A pretty good indicator of how “into” a series I am is my eagerness to write a column. What is it, Wednesday now?
Truth be told, this week’s episode of 24 was a vast improvement over the past few weeks. I actually got the sense that this was the token “turning point” episode in which many of the characters who have been portrayed as antagonists begin to show a lighter side in comparison to far more villainous and perhaps dangerous individuals. That happened a few times here, actually. Hastings was clearly uncomfortable when the President’s Chief of Staff pressured him into laying the blame on Renee. He argued with him, and again defended her with the lawyer. Yes, he ultimately relented arguably blackmailed Jack, but this was certainly the first time we saw him in a semi-noble role.
Farhad Hassan, while certainly still a bad guy, proved to be the lesser of two evils as well. When he realized that the people he’s working with may put his country in danger, he turned against them and aligned himself with the very U.S. government organization that his brother was just working with.
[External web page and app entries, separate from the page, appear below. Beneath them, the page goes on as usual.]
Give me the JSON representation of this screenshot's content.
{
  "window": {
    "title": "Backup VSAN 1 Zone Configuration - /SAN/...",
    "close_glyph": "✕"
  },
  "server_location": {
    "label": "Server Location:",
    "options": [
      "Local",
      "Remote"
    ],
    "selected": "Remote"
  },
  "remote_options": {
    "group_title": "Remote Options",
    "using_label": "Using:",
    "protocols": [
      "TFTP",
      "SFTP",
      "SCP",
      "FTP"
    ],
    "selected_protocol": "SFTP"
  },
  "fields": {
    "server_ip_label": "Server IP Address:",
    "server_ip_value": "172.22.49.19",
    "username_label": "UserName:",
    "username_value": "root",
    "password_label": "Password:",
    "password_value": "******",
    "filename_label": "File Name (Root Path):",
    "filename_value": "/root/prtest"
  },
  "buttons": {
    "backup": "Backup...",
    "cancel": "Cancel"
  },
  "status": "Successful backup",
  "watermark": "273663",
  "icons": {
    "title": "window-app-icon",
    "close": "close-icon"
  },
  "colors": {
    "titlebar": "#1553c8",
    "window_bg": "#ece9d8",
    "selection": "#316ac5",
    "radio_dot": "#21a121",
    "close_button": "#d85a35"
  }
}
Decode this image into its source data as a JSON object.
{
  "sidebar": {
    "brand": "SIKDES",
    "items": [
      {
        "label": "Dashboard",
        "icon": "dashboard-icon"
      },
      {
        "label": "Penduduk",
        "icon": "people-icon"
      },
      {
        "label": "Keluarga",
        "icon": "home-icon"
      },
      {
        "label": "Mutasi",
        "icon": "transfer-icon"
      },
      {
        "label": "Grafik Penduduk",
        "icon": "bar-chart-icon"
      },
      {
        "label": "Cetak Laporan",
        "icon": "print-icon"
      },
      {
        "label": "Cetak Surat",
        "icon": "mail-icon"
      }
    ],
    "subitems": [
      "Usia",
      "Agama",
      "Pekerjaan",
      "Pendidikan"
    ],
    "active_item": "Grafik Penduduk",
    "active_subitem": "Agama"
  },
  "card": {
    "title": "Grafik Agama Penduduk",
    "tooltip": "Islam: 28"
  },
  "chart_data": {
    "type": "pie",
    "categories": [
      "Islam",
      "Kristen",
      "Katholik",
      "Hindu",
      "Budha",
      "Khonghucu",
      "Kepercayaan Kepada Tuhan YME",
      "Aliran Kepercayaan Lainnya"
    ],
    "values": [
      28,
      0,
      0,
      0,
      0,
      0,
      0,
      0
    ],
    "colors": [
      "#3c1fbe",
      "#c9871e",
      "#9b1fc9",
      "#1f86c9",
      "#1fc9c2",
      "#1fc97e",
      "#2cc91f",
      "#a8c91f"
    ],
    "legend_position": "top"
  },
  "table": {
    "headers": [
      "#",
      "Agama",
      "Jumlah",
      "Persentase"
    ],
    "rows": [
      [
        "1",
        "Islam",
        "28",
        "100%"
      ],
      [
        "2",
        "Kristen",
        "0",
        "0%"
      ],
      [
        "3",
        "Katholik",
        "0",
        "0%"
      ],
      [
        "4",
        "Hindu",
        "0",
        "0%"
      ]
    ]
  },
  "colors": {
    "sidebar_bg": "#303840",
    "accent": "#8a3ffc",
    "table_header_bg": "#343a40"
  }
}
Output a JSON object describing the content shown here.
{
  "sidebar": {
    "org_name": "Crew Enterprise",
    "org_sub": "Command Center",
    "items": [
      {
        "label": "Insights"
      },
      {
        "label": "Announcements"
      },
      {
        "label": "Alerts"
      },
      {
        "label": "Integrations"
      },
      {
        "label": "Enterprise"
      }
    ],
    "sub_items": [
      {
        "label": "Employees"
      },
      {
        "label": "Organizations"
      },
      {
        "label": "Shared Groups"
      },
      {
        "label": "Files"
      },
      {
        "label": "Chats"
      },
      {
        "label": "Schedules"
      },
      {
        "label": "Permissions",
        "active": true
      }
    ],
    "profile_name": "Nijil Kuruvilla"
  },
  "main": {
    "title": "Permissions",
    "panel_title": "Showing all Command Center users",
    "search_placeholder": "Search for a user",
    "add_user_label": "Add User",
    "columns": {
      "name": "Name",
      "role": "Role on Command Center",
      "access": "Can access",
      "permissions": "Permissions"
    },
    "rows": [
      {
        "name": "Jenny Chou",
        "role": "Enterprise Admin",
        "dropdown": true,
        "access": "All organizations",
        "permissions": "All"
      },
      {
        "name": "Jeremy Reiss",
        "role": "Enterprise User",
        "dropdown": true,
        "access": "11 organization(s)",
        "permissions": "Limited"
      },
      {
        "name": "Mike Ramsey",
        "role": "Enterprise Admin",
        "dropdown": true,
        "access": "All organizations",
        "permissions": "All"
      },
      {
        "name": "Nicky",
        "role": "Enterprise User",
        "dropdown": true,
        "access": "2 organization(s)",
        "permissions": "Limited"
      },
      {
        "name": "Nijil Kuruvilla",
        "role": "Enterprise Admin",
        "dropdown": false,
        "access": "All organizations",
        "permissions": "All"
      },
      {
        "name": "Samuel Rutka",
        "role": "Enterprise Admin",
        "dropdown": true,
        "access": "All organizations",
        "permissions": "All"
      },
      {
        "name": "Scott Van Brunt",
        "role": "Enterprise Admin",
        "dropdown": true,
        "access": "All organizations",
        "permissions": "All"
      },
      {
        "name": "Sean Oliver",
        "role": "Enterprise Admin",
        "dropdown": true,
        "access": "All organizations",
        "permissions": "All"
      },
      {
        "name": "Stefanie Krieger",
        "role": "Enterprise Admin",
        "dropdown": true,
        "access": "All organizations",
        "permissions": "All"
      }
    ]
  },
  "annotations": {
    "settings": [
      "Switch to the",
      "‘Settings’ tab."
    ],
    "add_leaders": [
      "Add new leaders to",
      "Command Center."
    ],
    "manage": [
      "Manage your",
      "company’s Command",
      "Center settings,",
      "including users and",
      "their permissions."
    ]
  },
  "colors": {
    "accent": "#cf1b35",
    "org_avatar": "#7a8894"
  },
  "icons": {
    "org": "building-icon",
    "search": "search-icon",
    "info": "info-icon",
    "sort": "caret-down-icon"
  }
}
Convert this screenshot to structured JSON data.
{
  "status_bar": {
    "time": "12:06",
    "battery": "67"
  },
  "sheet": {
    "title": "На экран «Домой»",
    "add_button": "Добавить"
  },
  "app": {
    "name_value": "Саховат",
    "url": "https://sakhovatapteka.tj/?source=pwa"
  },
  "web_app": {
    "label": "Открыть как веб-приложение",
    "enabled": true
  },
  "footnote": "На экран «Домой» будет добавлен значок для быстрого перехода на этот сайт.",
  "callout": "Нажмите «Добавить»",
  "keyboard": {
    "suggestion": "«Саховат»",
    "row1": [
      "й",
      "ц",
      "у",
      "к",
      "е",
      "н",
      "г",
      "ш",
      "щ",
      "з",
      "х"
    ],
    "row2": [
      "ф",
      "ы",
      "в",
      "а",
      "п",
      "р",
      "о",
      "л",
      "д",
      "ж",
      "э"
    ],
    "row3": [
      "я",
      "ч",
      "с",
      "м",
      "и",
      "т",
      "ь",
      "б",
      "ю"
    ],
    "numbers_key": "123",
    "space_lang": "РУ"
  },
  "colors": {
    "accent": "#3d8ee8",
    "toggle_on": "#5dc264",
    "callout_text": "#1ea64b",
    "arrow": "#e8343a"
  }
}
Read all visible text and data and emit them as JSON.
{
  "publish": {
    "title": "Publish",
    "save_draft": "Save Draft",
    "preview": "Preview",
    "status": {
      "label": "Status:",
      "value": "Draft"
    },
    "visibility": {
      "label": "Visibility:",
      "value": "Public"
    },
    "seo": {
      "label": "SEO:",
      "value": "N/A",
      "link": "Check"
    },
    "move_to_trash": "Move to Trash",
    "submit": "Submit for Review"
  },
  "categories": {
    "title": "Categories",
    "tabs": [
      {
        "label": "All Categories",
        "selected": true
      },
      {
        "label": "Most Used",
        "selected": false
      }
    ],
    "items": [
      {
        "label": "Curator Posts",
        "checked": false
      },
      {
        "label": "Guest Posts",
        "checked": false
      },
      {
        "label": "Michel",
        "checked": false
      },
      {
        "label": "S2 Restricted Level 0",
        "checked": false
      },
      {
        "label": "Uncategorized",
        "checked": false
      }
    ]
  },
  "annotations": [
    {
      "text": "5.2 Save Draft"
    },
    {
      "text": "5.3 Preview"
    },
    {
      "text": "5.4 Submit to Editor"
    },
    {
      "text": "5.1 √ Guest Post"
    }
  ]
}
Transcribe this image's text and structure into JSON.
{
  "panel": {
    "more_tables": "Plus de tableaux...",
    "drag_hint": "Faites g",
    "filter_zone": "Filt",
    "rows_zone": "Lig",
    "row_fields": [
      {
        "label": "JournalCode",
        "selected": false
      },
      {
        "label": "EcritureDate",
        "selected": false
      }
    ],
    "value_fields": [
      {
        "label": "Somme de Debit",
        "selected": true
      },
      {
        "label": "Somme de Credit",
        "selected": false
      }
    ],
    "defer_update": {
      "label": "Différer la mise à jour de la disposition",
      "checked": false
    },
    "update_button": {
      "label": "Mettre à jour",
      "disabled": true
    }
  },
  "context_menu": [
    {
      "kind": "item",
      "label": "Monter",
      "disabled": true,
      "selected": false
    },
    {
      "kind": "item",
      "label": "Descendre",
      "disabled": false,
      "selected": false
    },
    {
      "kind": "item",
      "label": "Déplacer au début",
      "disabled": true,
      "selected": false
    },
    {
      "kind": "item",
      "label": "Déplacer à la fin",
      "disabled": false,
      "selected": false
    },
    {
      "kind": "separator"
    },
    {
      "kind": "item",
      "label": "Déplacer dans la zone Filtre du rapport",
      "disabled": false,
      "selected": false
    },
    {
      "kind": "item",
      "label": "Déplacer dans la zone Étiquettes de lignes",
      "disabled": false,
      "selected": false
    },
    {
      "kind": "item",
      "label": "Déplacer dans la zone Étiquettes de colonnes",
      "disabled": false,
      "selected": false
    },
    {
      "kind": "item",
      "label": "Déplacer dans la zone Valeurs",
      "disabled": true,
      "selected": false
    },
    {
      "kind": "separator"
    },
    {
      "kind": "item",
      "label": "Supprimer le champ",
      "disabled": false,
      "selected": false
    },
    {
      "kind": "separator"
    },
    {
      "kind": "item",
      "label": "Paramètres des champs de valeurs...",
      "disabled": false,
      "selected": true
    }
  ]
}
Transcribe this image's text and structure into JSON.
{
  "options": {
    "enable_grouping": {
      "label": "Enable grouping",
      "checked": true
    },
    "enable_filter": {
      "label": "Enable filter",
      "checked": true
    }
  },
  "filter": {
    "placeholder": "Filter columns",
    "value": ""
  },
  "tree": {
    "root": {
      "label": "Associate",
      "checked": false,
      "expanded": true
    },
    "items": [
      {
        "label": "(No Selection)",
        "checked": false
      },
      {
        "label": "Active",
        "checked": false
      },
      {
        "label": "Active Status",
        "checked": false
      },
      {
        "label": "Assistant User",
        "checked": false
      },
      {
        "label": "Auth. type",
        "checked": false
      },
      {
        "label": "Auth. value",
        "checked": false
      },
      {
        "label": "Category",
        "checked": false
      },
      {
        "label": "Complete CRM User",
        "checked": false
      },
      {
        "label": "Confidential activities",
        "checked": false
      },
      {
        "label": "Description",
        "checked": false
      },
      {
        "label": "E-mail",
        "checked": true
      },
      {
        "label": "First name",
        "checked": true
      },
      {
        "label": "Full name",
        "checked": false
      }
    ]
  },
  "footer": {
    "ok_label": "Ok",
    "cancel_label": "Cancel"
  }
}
And finally, Kevin the stereotypical scumbag (drinking and/while driving? Check. Going to a strip club? Check. Having group sex with promiscuous women in a van down the river? Check!) showed his caring side as well. First by agreeing to leave Dana alone, and then by warning her in his final moments, thus saving her life.
A lot of people had grander predictions for this Dana story, believing that the big reveal would be that these guys were involved in the terrorist plot. I think my far bleaker view is all but confirmed: This was merely a mechanism – and a weak one, at that – in order to remove her (and later Cole) from her job, thus creating an added obstacle for CTU to overcome.
The major problem with this story arc is, well, that there are so many problems with it. The storyline was utterly ridiculous to start with, but there are just too many twists and turns that force you to absolutely suspend any sense of disbelief you may have had. And the problem with a show like 24 is that once you open your eyes and say that one thing is ridiculous, the temptation to judge every other potentially unrealistic matter multiples to the nth degree. And I can’t help but ask myself, “Why would they risk opening that can of worms for these characters? Over this storyline?”
Think back to past years where CTU staff weren’t even allowed to make phone calls to their families in the midst of a nuclear crisis. Now we’re to believe that Dana can just disappear for hours on end, with nobody seemingly too concerned about her whereabouts, other than a passing question about where she is (and while I’m in super critical mode, is it me or have we seen, like, entirely too many examples of CTU using tracking devices in order to find somebody? In the past two episodes we’ve seen CTU find Jack, Cole find Dana, and CTU find Farah using this same method. I understand it’s the most basic and likely way to accomplish this, but it’s overkill)? And yet, in her absence, they decide that the best way to utilize Chloe is to have her debriefing people? How is that in any way even her job?
Sigh. And based on next week’s preview, this story arc isn’t even over yet. Honestly, how many hours has she been gone?
But, again, I thought this week was a big improvement. Renee is back to being a sympathetic victim instead of a crazy, twisted, scorned woman. In fact, her meeting with the lawyer was the first time in quite some time that I was watching this show and getting exceptionally annoyed – but for the right reasons! I actually cheered a little bit when Jack stormed into the room and grabbed that woman by the throat. Somebody’s doing something right when you can root for Jack physically threatening a woman. And while I accused Jack’s recent bad assery as being cartoonish, I totally bought and loved him telling an armed guard (who’s aiming a gun right at him) that he better put his gun down or he’s going to get hurt. That felt right. And even though I’ve found this whole Dana story arc atrocious, and the Renee frame up made me mad, I do appreciate the fact that the writers came up with a logical, sensible reason for Jack to get back into the thick of things. Oh, and can any other character on TV make putting on a satchel look bad ass????
I will say, though, that this revolving door of villains may backfire on them. In less than 10 episodes the big bad went from Farah to Sergei to Vlad back to Sergei to Josef back to Farah and now to this new group of people. And absolutely none of them elicit that same fear and unsettling feeling as Nina Myers or Tony Almeida. Hitch your horse to a wagon already!
Matt Basilo has been writing for Inside Pulse since April 2005, providing his insight into popular television shows such as Lost, 24, Heroes, and Smallville. Be sure to visit his blog at [a case of the blog] and follow him on Twitter.